Bamburgh Castle is a castle on the northeast coast of England, by the village of Bamburgh in Northumberland. It is a Grade I listed building.
Northumberland, England's northernmost county, is a land where Roman occupiers once guarded a walled frontier, Anglian invaders fought with Celtic natives, and Norman lords built castles to suppress rebellion and defend a contested border with Scotland. The present-day county is a vestige of an independent kingdom that once stretched from Edinburgh to the Humber, hence its name, meaning literally 'north of the Humber'. Reflecting its tumultuous past, Northumberland has more castles than any other county in England, and the greatest number of recognised battle sites. Once an economically important region that supplied much of the coal that powered the industrial revolution, Northumberland is now a primarily rural county with a small and gradually shrinking population.

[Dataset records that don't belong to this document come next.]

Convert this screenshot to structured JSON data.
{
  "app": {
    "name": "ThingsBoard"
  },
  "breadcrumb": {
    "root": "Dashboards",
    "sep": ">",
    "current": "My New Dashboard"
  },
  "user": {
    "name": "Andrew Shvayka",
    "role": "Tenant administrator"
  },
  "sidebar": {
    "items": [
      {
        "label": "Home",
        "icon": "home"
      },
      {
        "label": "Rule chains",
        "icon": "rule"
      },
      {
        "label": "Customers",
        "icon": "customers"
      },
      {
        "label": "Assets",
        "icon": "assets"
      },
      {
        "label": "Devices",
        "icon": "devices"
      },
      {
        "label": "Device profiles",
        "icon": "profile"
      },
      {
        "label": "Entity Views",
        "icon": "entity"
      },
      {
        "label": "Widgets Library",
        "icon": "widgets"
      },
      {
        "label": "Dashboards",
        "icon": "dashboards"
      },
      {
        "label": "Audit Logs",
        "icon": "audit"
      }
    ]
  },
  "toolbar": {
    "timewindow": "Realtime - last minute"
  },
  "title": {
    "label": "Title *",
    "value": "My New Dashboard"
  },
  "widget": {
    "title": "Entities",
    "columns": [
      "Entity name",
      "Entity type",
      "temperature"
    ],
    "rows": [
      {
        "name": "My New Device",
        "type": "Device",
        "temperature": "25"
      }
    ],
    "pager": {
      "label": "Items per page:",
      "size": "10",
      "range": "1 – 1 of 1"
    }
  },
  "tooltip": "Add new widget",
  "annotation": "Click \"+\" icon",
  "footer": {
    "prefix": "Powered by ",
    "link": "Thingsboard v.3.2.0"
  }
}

Eata, also known as Eata of Lindisfarne, was Bishop of Hexham from 678 until 681, and of then Bishop of Lindisfarne from before 681 until 685. He then was translated back to Hexham where he served until his death in 685 or 686. He was the first native of Northumbria to occupy the bishopric of Lindisfarne.
The Diocese of Durham is a Church of England diocese, based in Durham, and covering the historic county of Durham. It was created in AD 635 as the Diocese of Lindisfarne. The cathedral is Durham Cathedral and the bishop is the Bishop of Durham who used to live at Auckland Castle, Bishop Auckland, and still has his office there. The diocese's administrative centre, the Diocesan Office, is located at Cuthbert House, Stonebridge just outside Durham City. This was opened in 2015.
Hereswith or Hereswitha, also spelt Hereswithe, Hereswyde or Haeresvid, was a 7th-century Northumbrian saint. She married into the East Anglian royal dynasty and afterwards retired to Gaul to lead a religious life. Hereswith's sister was Saint Hilda, founder of the monastery at Whitby. Details of her life and identity come from Bede's Historia Ecclesiastica, the Anglian collection and the Lives of Edwin of Northumbria and Hilda of Whitby.
Events from the 7th century in England.
In modern contexts Northumbria usually refers to the region of England between the Tees and Tweed, including the historic counties of Northumberland and Durham, but may also be taken to be synonymous with North East England. The area corresponds to the rump lands of the historical Kingdom of Northumbria, which later developed into the late medieval county of Northumberland or Comitatus Northumbriae, whose original southern boundary was the River Tees. A representative provincial flag of Northumbria is registered for the area.